Hand Sample: Aphanitic dark gray trachyte. Sample contains zones with abundant tiny vesicles (less than 0.1cm in diameter), however the majority of the sample does not contain any vesicles or phenocrysts.

Alkalic Olivine Basalt
Hand Sample: Aphanitic light gray vesicular basalt with large olivine crystals. Olivine phenocrysts range in size from single crystals approx. 0.1cm in diameter to clusters of olivine as large as 1cm in diameter. Vesicles throughout the sample are…

Hawaiite
Hand Sample: Aphanitic light gray hawaiite. Sample contains sparse vesicles that are generally 0.1cm or less in diameter.

Ankaramite
Ankaramites are dark porphyritic basalts that contain abundant pyroxene and olivine phenocrysts. Lesser amounts of biotite, and plagioclase may also be present.

Trachyte
Trachytes are an igneous volcanic rock with an aphanitic or porphyritic texture. Alkali feldspar, low amounts of plagioclase and quartz or a feldspathoid are common in trachytes.
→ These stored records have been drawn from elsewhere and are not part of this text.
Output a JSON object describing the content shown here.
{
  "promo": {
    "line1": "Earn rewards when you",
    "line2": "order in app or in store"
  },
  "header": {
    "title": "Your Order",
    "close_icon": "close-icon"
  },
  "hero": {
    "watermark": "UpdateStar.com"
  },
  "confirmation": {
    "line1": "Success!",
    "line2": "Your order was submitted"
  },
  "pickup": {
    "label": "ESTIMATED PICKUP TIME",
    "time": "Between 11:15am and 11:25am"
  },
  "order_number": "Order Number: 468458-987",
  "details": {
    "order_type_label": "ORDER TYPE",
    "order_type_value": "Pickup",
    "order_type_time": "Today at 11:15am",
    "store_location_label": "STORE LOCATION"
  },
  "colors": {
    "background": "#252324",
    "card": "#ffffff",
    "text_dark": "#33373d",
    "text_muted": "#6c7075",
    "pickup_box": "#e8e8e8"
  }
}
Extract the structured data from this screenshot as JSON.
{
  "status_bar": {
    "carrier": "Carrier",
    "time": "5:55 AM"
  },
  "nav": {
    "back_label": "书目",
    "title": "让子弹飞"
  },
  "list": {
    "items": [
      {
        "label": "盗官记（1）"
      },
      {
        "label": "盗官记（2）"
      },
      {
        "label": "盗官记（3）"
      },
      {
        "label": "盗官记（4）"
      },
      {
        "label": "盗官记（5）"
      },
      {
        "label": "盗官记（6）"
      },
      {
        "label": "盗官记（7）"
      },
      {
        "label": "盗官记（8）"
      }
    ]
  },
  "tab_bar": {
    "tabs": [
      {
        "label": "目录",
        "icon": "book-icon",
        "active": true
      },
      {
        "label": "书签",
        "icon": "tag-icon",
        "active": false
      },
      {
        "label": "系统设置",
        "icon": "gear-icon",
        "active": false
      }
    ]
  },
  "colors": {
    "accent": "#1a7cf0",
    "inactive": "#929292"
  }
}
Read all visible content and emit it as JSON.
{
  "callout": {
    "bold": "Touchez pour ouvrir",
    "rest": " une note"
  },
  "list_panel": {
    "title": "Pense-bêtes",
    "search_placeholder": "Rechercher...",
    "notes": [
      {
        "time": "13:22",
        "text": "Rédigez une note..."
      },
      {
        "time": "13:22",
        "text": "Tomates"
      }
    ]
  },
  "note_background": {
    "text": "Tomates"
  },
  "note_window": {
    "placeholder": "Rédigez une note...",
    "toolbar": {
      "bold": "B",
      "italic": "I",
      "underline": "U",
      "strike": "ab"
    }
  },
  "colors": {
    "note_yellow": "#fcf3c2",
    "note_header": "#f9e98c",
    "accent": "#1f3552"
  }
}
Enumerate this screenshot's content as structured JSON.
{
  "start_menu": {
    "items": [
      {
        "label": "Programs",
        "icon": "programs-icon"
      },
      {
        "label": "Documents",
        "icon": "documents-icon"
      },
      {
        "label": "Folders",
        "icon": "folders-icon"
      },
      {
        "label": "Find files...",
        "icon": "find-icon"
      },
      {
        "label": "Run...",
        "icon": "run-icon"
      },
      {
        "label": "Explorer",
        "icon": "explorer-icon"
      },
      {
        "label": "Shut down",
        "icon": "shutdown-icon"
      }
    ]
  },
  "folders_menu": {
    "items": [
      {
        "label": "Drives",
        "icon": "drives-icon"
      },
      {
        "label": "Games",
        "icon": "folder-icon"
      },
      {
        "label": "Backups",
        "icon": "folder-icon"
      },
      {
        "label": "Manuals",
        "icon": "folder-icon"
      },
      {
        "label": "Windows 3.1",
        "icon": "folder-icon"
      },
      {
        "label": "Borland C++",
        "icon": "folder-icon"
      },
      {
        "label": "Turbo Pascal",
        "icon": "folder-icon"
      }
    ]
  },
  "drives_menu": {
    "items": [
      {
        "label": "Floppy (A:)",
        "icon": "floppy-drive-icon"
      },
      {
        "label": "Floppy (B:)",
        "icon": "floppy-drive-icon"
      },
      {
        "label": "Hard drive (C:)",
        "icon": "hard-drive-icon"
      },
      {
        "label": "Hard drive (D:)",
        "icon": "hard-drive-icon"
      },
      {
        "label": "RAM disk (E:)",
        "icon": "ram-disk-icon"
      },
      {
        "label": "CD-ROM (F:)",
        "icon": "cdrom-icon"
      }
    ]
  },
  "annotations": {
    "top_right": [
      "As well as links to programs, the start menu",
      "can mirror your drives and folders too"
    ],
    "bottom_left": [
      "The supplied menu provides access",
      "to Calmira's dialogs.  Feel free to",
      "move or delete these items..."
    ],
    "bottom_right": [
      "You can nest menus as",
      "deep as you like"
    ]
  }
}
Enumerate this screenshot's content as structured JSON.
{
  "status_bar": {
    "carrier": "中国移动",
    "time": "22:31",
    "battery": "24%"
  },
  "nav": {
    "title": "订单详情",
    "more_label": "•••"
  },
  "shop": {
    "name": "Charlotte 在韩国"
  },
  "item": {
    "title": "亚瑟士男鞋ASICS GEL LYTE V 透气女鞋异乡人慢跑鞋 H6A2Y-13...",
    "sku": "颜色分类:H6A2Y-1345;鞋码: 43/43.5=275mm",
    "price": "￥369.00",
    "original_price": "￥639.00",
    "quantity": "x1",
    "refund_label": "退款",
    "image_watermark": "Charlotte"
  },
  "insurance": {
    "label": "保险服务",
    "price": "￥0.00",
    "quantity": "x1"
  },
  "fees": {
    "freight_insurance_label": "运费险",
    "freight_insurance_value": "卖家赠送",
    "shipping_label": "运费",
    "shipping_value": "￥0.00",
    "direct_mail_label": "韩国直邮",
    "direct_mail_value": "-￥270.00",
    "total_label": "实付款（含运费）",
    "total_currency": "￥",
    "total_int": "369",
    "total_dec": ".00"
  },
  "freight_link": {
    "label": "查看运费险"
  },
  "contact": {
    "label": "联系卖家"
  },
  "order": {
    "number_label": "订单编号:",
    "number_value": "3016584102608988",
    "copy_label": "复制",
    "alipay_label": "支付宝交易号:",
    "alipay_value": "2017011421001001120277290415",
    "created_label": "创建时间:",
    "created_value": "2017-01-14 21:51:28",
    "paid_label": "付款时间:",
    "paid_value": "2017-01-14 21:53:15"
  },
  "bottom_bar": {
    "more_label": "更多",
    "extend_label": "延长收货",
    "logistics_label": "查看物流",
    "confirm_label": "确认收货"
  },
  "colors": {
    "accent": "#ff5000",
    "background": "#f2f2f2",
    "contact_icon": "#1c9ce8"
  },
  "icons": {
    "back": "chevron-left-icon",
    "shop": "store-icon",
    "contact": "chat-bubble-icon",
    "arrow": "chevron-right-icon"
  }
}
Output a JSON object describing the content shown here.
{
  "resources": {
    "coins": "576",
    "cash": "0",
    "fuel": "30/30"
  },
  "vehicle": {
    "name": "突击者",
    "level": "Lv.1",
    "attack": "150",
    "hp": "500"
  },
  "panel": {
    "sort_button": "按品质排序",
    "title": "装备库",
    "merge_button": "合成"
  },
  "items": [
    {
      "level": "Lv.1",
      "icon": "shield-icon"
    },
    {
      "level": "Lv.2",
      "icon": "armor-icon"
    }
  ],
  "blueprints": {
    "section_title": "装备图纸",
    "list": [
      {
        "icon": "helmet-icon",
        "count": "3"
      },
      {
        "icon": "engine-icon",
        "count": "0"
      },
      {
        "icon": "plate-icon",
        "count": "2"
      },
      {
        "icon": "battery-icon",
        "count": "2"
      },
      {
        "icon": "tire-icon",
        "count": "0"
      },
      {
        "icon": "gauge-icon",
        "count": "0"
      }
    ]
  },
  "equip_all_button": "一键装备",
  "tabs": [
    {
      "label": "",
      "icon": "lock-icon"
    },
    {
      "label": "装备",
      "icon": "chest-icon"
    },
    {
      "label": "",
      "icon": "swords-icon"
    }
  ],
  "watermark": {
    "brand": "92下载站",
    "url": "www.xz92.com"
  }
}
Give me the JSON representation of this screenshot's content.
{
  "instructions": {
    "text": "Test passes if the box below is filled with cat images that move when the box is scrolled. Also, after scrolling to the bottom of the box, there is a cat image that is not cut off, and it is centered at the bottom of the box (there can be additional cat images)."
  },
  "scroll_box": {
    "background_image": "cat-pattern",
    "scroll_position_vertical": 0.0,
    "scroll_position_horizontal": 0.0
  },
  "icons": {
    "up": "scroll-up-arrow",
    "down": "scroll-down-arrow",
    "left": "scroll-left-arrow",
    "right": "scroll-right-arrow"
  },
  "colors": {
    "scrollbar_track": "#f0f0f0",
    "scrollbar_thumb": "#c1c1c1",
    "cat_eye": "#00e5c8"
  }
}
Tholeiitic Basalt
Hand Sample: Aphanitic dark gray vesicular basalt. The vesicles are uniform and common throughout the sample, with diameters of approx. 0.05 cm.

Oceanite
Hand Sample: Aphanitic dark gray vesicular basalt with olivine crystals scattered throughout. The olivine crystals are most common in this sample than in other samples within the suite. Sample was collected from an olivine-rich zone within Mauna Loa…

Clinkery aa
Hand Sample: Apahanitic, vesicular, dark gray-black basalt. Olivine crystals are scattered throughout the sample and are approx. 0.05cm in diameter. Vesicles are very predominant throughout the sample and range in diameter from 0.01 cm to 1.5 cm This…

Tholeiitic Basalt
Hand Sample: Aphanitic medium gray vesicular basalt with scattered olivine crystals. Olivine crystals are commonly growing either in clusters or as one single crystal. Vesicles are found throughout sample and range in diameter from 0.05cm to 2cm.

Tholeiitic Basalt
Hand Sample: Aphanitic dark gray vesicular basalt. Basalt has ropey pahoehoe texture on top surface and contains numerous elongated vesicles.

Collection Tree